=== Begin Enclosure ===

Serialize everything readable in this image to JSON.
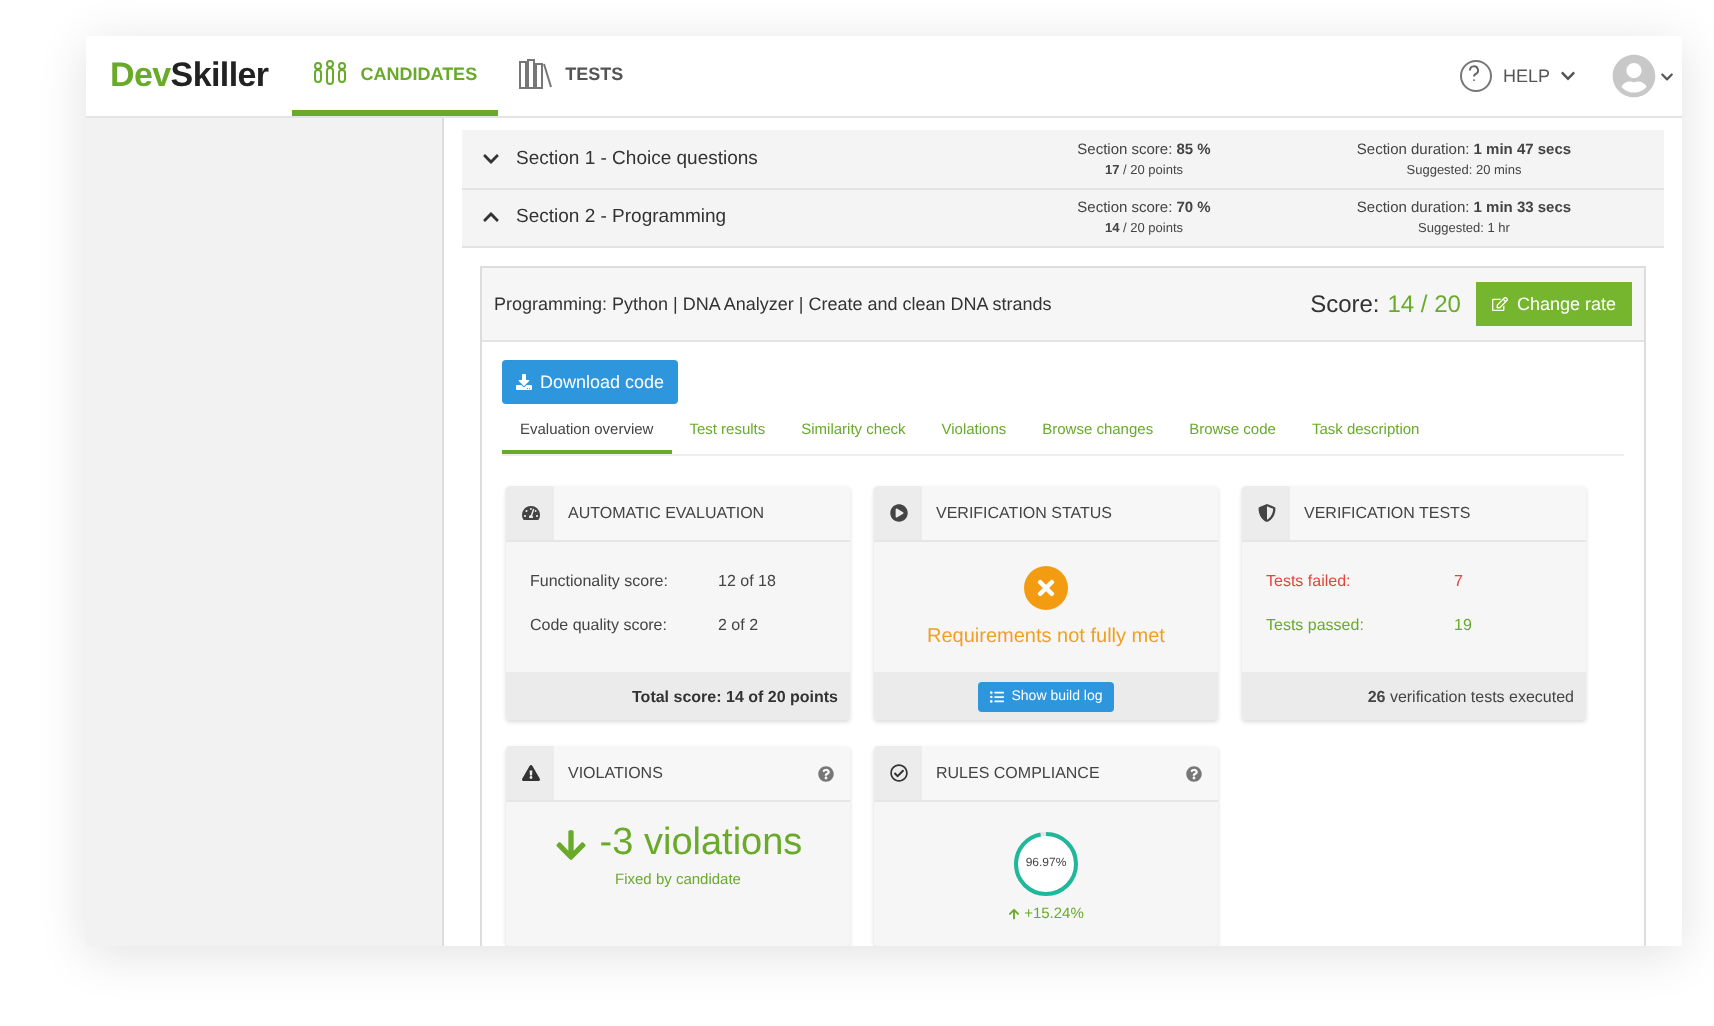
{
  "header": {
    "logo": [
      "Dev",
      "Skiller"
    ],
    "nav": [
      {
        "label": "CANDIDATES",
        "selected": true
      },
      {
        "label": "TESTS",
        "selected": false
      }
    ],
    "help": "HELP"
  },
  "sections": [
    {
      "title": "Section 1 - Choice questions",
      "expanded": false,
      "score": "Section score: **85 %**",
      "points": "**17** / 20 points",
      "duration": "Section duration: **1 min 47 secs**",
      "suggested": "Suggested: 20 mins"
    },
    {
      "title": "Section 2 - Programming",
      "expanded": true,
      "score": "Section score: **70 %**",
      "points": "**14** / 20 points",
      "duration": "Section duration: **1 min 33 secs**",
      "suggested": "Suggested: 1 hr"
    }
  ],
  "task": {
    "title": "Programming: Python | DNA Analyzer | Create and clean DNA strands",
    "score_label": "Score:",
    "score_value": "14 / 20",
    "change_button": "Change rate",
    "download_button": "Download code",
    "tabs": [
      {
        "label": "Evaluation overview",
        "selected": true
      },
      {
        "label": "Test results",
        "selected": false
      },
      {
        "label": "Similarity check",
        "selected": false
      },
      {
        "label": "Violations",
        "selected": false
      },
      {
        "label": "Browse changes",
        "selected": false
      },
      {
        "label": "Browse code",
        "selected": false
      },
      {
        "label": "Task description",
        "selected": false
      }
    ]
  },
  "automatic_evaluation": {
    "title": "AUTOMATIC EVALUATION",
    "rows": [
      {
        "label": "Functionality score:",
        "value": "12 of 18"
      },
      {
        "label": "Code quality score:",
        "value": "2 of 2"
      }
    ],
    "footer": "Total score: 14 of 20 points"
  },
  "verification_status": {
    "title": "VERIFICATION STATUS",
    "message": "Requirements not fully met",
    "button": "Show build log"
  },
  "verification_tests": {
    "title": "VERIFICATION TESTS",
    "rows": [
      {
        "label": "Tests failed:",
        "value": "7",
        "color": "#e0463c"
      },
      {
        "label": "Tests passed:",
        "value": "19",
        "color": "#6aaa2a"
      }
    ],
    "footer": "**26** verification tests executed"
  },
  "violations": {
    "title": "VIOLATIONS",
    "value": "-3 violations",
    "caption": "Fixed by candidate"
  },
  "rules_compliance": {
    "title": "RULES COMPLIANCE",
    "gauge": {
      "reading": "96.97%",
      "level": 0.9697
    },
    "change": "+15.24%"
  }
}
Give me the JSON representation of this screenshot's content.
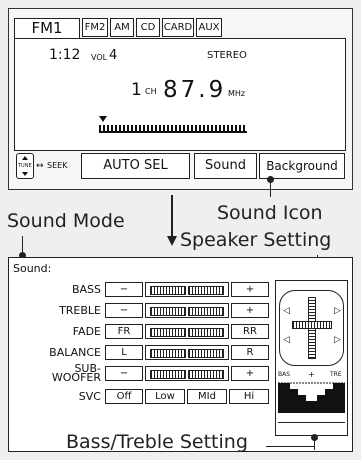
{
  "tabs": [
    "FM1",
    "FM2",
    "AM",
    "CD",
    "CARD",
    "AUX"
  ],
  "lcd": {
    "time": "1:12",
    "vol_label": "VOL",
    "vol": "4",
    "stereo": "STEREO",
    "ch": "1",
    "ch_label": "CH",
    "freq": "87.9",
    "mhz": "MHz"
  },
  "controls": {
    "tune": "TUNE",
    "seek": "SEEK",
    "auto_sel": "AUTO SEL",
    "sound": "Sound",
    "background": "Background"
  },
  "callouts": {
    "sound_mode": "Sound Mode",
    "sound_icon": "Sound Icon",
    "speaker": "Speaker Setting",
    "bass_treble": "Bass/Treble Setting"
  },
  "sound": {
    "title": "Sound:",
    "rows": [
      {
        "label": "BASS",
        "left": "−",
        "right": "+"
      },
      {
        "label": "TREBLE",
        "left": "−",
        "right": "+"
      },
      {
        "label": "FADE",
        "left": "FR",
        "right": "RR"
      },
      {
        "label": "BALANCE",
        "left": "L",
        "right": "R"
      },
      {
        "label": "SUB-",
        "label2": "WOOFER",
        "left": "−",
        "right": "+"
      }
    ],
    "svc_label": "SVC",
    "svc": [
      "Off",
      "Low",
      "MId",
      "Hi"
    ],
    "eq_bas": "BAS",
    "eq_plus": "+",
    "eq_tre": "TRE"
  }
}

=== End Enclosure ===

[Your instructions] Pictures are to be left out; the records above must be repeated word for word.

[Task output]
Serialize everything readable in this image to JSON.
{
  "header": {
    "logo": [
      "Dev",
      "Skiller"
    ],
    "nav": [
      {
        "label": "CANDIDATES",
        "selected": true
      },
      {
        "label": "TESTS",
        "selected": false
      }
    ],
    "help": "HELP"
  },
  "sections": [
    {
      "title": "Section 1 - Choice questions",
      "expanded": false,
      "score": "Section score: **85 %**",
      "points": "**17** / 20 points",
      "duration": "Section duration: **1 min 47 secs**",
      "suggested": "Suggested: 20 mins"
    },
    {
      "title": "Section 2 - Programming",
      "expanded": true,
      "score": "Section score: **70 %**",
      "points": "**14** / 20 points",
      "duration": "Section duration: **1 min 33 secs**",
      "suggested": "Suggested: 1 hr"
    }
  ],
  "task": {
    "title": "Programming: Python | DNA Analyzer | Create and clean DNA strands",
    "score_label": "Score:",
    "score_value": "14 / 20",
    "change_button": "Change rate",
    "download_button": "Download code",
    "tabs": [
      {
        "label": "Evaluation overview",
        "selected": true
      },
      {
        "label": "Test results",
        "selected": false
      },
      {
        "label": "Similarity check",
        "selected": false
      },
      {
        "label": "Violations",
        "selected": false
      },
      {
        "label": "Browse changes",
        "selected": false
      },
      {
        "label": "Browse code",
        "selected": false
      },
      {
        "label": "Task description",
        "selected": false
      }
    ]
  },
  "automatic_evaluation": {
    "title": "AUTOMATIC EVALUATION",
    "rows": [
      {
        "label": "Functionality score:",
        "value": "12 of 18"
      },
      {
        "label": "Code quality score:",
        "value": "2 of 2"
      }
    ],
    "footer": "Total score: 14 of 20 points"
  },
  "verification_status": {
    "title": "VERIFICATION STATUS",
    "message": "Requirements not fully met",
    "button": "Show build log"
  },
  "verification_tests": {
    "title": "VERIFICATION TESTS",
    "rows": [
      {
        "label": "Tests failed:",
        "value": "7",
        "color": "#e0463c"
      },
      {
        "label": "Tests passed:",
        "value": "19",
        "color": "#6aaa2a"
      }
    ],
    "footer": "**26** verification tests executed"
  },
  "violations": {
    "title": "VIOLATIONS",
    "value": "-3 violations",
    "caption": "Fixed by candidate"
  },
  "rules_compliance": {
    "title": "RULES COMPLIANCE",
    "gauge": {
      "reading": "96.97%",
      "level": 0.9697
    },
    "change": "+15.24%"
  }
}
Give me the JSON representation of this screenshot's content.
{
  "tabs": [
    "FM1",
    "FM2",
    "AM",
    "CD",
    "CARD",
    "AUX"
  ],
  "lcd": {
    "time": "1:12",
    "vol_label": "VOL",
    "vol": "4",
    "stereo": "STEREO",
    "ch": "1",
    "ch_label": "CH",
    "freq": "87.9",
    "mhz": "MHz"
  },
  "controls": {
    "tune": "TUNE",
    "seek": "SEEK",
    "auto_sel": "AUTO SEL",
    "sound": "Sound",
    "background": "Background"
  },
  "callouts": {
    "sound_mode": "Sound Mode",
    "sound_icon": "Sound Icon",
    "speaker": "Speaker Setting",
    "bass_treble": "Bass/Treble Setting"
  },
  "sound": {
    "title": "Sound:",
    "rows": [
      {
        "label": "BASS",
        "left": "−",
        "right": "+"
      },
      {
        "label": "TREBLE",
        "left": "−",
        "right": "+"
      },
      {
        "label": "FADE",
        "left": "FR",
        "right": "RR"
      },
      {
        "label": "BALANCE",
        "left": "L",
        "right": "R"
      },
      {
        "label": "SUB-",
        "label2": "WOOFER",
        "left": "−",
        "right": "+"
      }
    ],
    "svc_label": "SVC",
    "svc": [
      "Off",
      "Low",
      "MId",
      "Hi"
    ],
    "eq_bas": "BAS",
    "eq_plus": "+",
    "eq_tre": "TRE"
  }
}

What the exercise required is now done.